◆ **THE PROBLEM**: I need each line of the entries below that includes the string "contact".

◆ **EXTRACTED ENTRIES**:
※ ※ ※
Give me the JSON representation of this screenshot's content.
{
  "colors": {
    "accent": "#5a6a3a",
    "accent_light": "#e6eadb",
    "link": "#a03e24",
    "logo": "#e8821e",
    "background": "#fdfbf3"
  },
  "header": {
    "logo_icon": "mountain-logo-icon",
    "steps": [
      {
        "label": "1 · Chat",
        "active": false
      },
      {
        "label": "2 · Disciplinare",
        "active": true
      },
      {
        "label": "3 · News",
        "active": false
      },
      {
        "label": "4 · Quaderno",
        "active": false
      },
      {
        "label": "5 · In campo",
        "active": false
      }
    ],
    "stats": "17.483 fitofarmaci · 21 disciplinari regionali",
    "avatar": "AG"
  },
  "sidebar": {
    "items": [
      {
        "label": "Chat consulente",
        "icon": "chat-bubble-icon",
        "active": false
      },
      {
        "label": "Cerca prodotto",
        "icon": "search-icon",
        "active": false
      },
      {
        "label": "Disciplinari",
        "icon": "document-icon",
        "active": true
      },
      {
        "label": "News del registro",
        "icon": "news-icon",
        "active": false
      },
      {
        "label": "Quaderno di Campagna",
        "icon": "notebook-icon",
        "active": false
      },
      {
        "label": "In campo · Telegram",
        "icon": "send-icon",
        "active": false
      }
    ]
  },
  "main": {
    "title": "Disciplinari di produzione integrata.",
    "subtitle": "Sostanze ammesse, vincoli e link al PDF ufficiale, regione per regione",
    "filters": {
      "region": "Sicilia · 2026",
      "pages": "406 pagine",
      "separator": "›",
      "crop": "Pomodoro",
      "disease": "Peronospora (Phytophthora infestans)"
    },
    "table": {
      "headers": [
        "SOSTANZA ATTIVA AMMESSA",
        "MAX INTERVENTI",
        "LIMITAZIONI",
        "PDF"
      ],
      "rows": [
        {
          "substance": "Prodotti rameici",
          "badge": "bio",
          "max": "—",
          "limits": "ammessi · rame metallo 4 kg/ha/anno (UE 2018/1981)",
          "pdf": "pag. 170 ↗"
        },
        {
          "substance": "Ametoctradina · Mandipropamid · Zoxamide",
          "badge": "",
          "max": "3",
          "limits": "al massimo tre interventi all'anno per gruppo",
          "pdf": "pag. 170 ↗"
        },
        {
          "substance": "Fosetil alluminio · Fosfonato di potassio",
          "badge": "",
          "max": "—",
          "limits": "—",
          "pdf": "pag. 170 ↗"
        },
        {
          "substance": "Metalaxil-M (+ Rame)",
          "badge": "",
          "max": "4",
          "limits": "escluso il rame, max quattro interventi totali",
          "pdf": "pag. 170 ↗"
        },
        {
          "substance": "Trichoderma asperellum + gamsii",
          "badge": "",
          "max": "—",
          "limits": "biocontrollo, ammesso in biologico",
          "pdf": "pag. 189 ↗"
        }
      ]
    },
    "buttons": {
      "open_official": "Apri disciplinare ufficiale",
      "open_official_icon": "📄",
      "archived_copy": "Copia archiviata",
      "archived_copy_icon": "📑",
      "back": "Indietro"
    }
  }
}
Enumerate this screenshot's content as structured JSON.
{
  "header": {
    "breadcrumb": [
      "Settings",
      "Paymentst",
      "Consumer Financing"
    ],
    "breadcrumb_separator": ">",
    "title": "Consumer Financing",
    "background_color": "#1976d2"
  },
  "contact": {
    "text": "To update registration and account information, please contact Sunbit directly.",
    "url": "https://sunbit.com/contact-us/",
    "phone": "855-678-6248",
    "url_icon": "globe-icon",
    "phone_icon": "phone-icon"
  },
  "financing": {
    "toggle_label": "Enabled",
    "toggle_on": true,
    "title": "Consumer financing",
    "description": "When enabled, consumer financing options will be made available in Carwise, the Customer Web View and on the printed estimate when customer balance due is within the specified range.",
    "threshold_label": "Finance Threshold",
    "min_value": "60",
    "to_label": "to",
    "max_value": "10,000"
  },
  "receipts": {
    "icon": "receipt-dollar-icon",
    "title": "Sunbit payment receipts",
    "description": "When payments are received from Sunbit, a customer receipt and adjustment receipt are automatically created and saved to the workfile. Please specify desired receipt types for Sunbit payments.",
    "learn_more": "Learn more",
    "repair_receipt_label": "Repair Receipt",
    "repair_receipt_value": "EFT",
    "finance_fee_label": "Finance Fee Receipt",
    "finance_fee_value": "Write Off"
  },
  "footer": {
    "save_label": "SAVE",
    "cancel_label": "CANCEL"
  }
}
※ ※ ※
◆ **ANSWER SPACE**:
  "contact": {
    "text": "To update registration and account information, please contact Sunbit directly.",
    "url": "https://sunbit.com/contact-us/",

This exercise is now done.